> _DIRECTIONS FOR THIS TASK_
In the entries that follow, find each line with the word "date" and copy it.

::: MATERIAL FOR THIS TASK :::

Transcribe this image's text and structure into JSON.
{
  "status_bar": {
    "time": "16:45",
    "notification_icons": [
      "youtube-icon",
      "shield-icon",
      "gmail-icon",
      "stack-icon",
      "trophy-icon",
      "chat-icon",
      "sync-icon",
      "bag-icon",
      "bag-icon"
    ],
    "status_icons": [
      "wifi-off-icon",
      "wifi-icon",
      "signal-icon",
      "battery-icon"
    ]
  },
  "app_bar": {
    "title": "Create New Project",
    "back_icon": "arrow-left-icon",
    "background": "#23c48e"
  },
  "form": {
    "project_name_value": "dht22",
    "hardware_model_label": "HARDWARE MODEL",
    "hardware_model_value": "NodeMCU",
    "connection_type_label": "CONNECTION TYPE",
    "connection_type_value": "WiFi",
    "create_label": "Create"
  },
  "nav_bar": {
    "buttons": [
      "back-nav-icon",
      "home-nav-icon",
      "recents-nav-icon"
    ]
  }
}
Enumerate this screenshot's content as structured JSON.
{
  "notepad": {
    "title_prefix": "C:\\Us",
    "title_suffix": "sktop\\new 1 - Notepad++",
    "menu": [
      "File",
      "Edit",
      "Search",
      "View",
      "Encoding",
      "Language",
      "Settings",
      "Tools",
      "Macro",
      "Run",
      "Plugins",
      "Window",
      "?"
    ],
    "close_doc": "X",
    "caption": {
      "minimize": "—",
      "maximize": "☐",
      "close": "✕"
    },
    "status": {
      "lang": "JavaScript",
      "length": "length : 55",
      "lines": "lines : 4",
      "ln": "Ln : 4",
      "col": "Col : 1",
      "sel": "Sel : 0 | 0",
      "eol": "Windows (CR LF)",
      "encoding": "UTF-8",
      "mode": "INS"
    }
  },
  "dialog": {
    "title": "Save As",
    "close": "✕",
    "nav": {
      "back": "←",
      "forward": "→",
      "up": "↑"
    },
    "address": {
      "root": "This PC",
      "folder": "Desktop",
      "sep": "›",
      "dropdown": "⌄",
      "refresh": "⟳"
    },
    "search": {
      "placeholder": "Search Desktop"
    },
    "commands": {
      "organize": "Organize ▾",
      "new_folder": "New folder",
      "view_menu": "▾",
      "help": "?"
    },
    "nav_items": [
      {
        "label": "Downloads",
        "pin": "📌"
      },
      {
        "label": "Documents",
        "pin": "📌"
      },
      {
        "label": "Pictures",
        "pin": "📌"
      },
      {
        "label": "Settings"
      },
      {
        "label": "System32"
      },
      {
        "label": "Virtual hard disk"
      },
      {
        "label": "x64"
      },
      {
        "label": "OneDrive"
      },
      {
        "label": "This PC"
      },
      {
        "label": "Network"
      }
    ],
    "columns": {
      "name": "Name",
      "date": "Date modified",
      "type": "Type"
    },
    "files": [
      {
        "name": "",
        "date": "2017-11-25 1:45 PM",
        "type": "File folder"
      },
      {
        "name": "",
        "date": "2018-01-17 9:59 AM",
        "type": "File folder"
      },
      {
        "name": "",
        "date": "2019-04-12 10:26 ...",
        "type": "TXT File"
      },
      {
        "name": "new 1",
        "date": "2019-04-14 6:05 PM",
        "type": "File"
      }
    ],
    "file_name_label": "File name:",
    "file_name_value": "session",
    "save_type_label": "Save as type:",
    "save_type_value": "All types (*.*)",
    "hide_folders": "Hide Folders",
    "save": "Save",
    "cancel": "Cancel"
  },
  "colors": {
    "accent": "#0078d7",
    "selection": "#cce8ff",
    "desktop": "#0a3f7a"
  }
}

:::

> _RESPONSE FOR THIS EXERCISE_
      "date": "Date modified",
        "date": "2017-11-25 1:45 PM",
        "date": "2018-01-17 9:59 AM",
        "date": "2019-04-12 10:26 ...",
        "date": "2019-04-14 6:05 PM",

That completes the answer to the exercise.